A large RAND study of nearly half the acute care hospitals in the U.S. calls into question the value of electronic medical records, saying that except for basic systems used to treat congestive heart failure patients, EHRs are not improving process of care measures for many large hospitals that have them.
"The lurking question has been whether we are examining the right measures to truly test the effectiveness of health information technology," says Spencer S. Jones, a RAND scientist and lead author for the report. "Our existing tools are probably not the ones we need going forward to adequately track the nation's investment in health information technology."
Jones and authors write that their "results should temper expectations for the pace and magnitude of the effects of the Health Information Technology for Economic and Clinical Health (HITECH) legislation. The challenges and unintended consequences of EHR adoption are well documented."
Federal aid amounting to $30 billion is stimulating a national push to adopt EHR in healthcare settings, but Jones' report says that data demonstrating that the technology improves quality comes from a few large teaching hospitals and may not be representative of hospitals at large.

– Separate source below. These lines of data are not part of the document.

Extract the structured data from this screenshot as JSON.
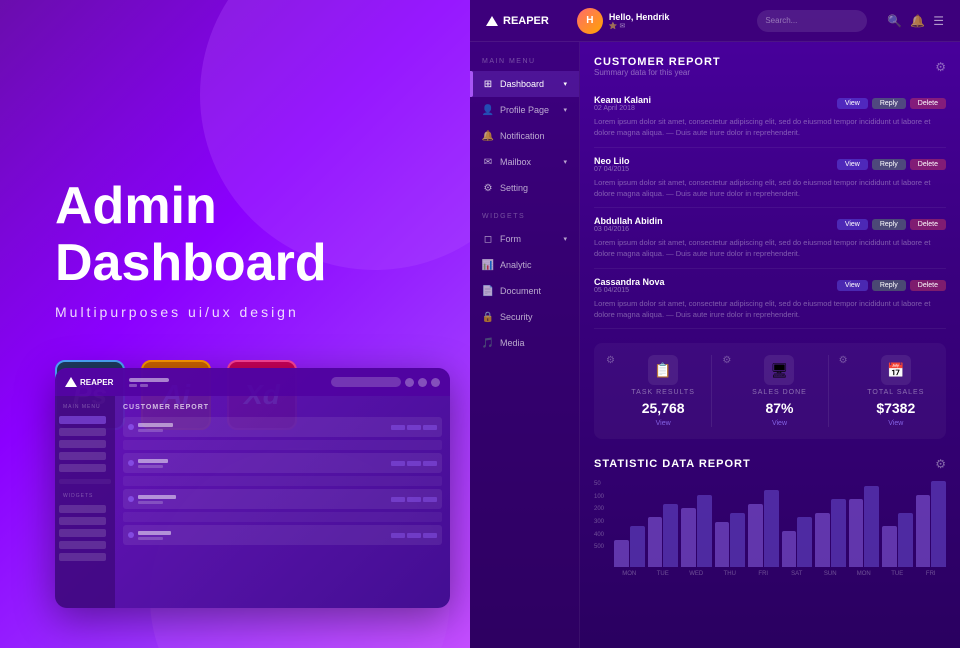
{
  "left": {
    "title_line1": "Admin",
    "title_line2": "Dashboard",
    "subtitle": "Multipurposes ui/ux design",
    "tools": [
      {
        "id": "ps",
        "label": "Ps",
        "class": "tool-ps"
      },
      {
        "id": "ai",
        "label": "Ai",
        "class": "tool-ai"
      },
      {
        "id": "xd",
        "label": "Xd",
        "class": "tool-xd"
      }
    ]
  },
  "dashboard": {
    "logo": "REAPER",
    "user": {
      "name": "Hello, Hendrik",
      "role": "⭐ ✉",
      "initials": "H"
    },
    "search_placeholder": "Search...",
    "nav": {
      "main_label": "MAIN MENU",
      "items": [
        {
          "icon": "⊞",
          "label": "Dashboard",
          "has_arrow": true,
          "active": true
        },
        {
          "icon": "👤",
          "label": "Profile Page",
          "has_arrow": true
        },
        {
          "icon": "🔔",
          "label": "Notification"
        },
        {
          "icon": "✉",
          "label": "Mailbox",
          "has_arrow": true
        },
        {
          "icon": "⚙",
          "label": "Setting"
        }
      ],
      "widget_label": "WIDGETS",
      "widgets": [
        {
          "icon": "◻",
          "label": "Form",
          "has_arrow": true
        },
        {
          "icon": "📊",
          "label": "Analytic"
        },
        {
          "icon": "📄",
          "label": "Document"
        },
        {
          "icon": "🔒",
          "label": "Security"
        },
        {
          "icon": "🎵",
          "label": "Media"
        }
      ]
    },
    "customer_report": {
      "title": "CUSTOMER REPORT",
      "subtitle": "Summary data for this year",
      "customers": [
        {
          "name": "Keanu Kalani",
          "date": "02 April 2018",
          "text": "Lorem ipsum dolor sit amet, consectetur adipiscing elit, sed do eiusmod tempor incididunt ut labore et dolore magna aliqua. — Duis aute irure dolor in reprehenderit."
        },
        {
          "name": "Neo Lilo",
          "date": "07 04/2015",
          "text": "Lorem ipsum dolor sit amet, consectetur adipiscing elit, sed do eiusmod tempor incididunt ut labore et dolore magna aliqua. — Duis aute irure dolor in reprehenderit."
        },
        {
          "name": "Abdullah Abidin",
          "date": "03 04/2016",
          "text": "Lorem ipsum dolor sit amet, consectetur adipiscing elit, sed do eiusmod tempor incididunt ut labore et dolore magna aliqua. — Duis aute irure dolor in reprehenderit."
        },
        {
          "name": "Cassandra Nova",
          "date": "05 04/2015",
          "text": "Lorem ipsum dolor sit amet, consectetur adipiscing elit, sed do eiusmod tempor incididunt ut labore et dolore magna aliqua. — Duis aute irure dolor in reprehenderit."
        }
      ],
      "btn_view": "View",
      "btn_reply": "Reply",
      "btn_delete": "Delete"
    },
    "stats": [
      {
        "label": "TASK RESULTS",
        "value": "25,768",
        "link": "View",
        "icon": "📋"
      },
      {
        "label": "SALES DONE",
        "value": "87%",
        "link": "View",
        "icon": "🖥"
      },
      {
        "label": "TOTAL SALES",
        "value": "$7382",
        "link": "View",
        "icon": "📅"
      }
    ],
    "chart": {
      "title": "STATISTIC DATA REPORT",
      "y_labels": [
        "500",
        "400",
        "300",
        "200",
        "100",
        "50"
      ],
      "x_labels": [
        "MON",
        "TUE",
        "WED",
        "THU",
        "FRI",
        "SAT",
        "SUN",
        "MON",
        "TUE",
        "FRI"
      ],
      "bars": [
        [
          30,
          45
        ],
        [
          55,
          70
        ],
        [
          65,
          80
        ],
        [
          50,
          60
        ],
        [
          70,
          85
        ],
        [
          40,
          55
        ],
        [
          60,
          75
        ],
        [
          75,
          90
        ],
        [
          45,
          60
        ],
        [
          80,
          95
        ]
      ]
    }
  }
}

The study looks at 17 process measures for three common illnesses, heart failure, heart attack, and pneumonia between 2003 and 2007. Also, the number of hospitals using basic or advanced EHR grew from 24% to nearly 38% during that period.

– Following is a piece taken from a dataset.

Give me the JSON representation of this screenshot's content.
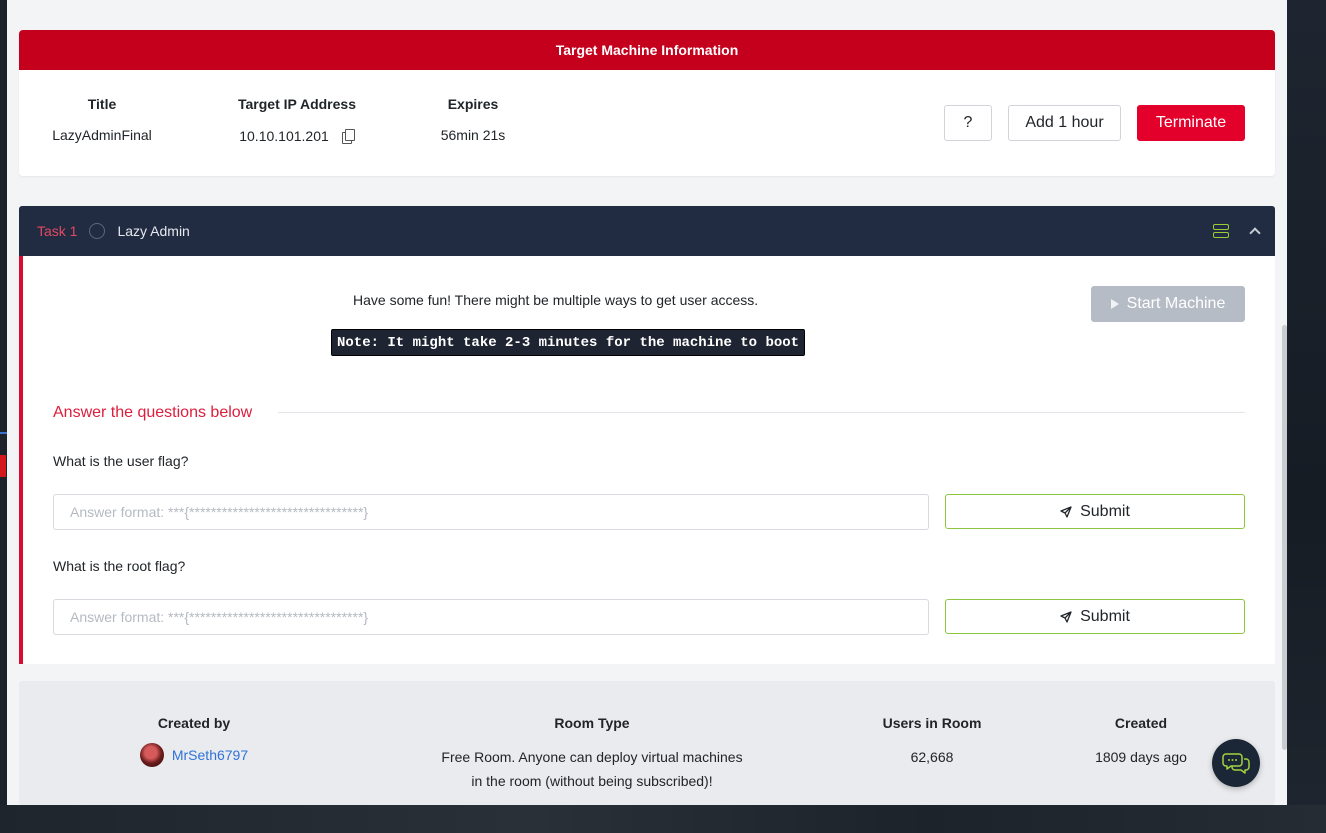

Those 17 process measures included whether clinicians gave aspirin to patients who arrived in the hospital with an acute myocardial infarction, an ACE inhibitor or ARB for left ventricular systolic dysfunction to patients with heart failure and an oxygenation assessment to patients admitted with pneumonia. The measures did not include any outcomes.
Quality of care at all hospitals improved overall regardless of whether they had EHR over this time, but with the exception of patients with CHF, it did not improve faster at hospitals with EHR than at hospitals without it.